Structural Considerations: If you are constructing your server room, here are some things that need to be considered. If you are having to use an existing room, try to find one that fills as much of these suggestions as possible.

The Room Itself

  • Door frame size should be sufficient to allow for easy introduction and removal of equipment. If this is a new construction, doors should be 42 inches wide and 9 feet tall.
  • The ceiling of the room should be at least 9 feet high.
  • There should be no exterior windows.
  • The equipment should be arranged to provide for adequate clearance around computing racks. Four feet at the front and three feet at the rear is a recommended distance.
  • If this is a new construction, anti-static floor surfaces are recommended. Raised floors with a minimum clearance of 24 inches are recommended for new construction of large server rooms.

Power & UPS

  • Sufficient dedicated circuits should be in place for all equipment plus additional circuits, as needed, for flexibility in the event a circuit fails.
  • Proper grounding should be used.
  • Critical systems should be connected to uninterruptable power supplies (UPS) and/or generator power, depending on the business requirements for server uptime.
  • Uninterruptable power supplies (UPS) and/or generator power should be tested at least annually and maintained per manufacturer specifications.
  • Depending on UPS monitoring thresholds, automatic shutdown features should be configured when feasible to gracefully shutdown and protect systems prior to power loss.
  • Large rooms should have a clearly-labeled emergency power-off switch.
  • Procedures should be posted in the room explaining how to respond in the event of a power failure.
  • Server rooms should have emergency lighting to provide for life safety in the event of a power outage.

Temperture Control & Air Circulation

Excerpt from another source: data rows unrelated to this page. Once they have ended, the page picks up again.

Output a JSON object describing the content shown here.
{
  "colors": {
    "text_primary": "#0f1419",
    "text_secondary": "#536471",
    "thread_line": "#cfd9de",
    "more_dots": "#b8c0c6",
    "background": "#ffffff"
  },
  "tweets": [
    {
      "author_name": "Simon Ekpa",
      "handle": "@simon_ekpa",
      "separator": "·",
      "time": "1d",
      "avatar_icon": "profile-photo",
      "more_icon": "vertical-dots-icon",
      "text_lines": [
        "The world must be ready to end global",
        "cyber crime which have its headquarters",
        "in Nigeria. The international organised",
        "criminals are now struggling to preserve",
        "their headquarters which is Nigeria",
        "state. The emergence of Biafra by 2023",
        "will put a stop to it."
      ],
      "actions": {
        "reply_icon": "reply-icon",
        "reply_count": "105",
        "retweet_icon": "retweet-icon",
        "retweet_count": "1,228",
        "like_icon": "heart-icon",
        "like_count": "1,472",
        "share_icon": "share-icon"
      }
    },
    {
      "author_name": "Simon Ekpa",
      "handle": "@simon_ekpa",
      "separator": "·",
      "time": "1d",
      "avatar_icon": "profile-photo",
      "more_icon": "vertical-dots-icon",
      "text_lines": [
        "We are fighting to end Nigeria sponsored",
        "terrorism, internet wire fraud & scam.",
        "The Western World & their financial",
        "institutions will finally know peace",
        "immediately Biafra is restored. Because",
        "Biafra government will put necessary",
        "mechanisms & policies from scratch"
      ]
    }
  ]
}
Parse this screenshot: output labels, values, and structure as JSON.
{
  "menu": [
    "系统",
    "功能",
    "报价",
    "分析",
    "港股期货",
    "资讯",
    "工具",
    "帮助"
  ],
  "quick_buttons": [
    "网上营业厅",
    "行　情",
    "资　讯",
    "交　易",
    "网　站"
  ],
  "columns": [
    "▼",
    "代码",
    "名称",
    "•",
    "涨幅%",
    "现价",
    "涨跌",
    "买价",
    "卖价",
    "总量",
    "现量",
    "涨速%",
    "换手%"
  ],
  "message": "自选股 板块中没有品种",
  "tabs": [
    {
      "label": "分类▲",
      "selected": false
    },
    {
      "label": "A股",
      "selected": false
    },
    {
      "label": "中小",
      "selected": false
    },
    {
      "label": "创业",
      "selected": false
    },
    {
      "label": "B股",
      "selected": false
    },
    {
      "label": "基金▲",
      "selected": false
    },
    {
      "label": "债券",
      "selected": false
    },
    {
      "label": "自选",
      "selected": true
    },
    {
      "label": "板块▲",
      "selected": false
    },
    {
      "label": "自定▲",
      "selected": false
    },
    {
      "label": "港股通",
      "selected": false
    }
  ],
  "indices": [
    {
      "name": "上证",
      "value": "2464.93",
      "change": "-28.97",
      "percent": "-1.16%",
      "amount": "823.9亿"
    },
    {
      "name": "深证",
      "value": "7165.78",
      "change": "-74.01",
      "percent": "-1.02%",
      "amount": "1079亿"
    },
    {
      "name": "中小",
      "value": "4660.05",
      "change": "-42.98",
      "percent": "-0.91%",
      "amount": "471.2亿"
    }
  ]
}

  • The server room must have sufficient temperature control to maintain temperatures within the operational limits defined for the hardware located in the room. This temperature usually is around 72 – 75° Fahrenheit, (22 – 23° Celsius.)
  • Environmental monitoring should be configured to alert administrators in the event of a cooling failure.
  • For large rooms, cooling systems and equipment should be installed in a hot aisle / cold aisle configuration to maximize efficiency.
  • Procedures should be posted in the room explaining how to respond in the event of a cooling failure.

Fire & Flood

  • Some form of fire detection and suppression, adequately maintained and routinely tested should be in use always.
  • Server rooms must be reasonably free of fire hazards.
  • Each server room may have an easily visible and accessible clean-agent fire extinguisher. A standard “ABC” fire extinguisher is not recommended for use around electronic equipment.
  • If the server room is located near potential leak hazards such as AC condensers, overhead water lines, sprinklers, kitchens, break rooms, restrooms, etc., steps should be taken to protect systems. Such steps include racks with solid tops, systems elevated off the floor, etc. Moisture sensors should be used in areas here leaks are most likely or would be most problematic.

Cable Management

  • Cabling should be maintained in an orderly fashion to reduce the possibility of an accidental outage due to a cable being accidently pulled from its connection.
  • Velcro® should be used to secure cabling. This process is less damaging that plastic cable ties and can easily be removed and replaced should a cable need replaced or a new cable be added.
  • It is recommended that cables be labeled properly to assure there is little confusion as to where the cable is routed to. This greatly assists in any troubleshooting that may have to be done on the network.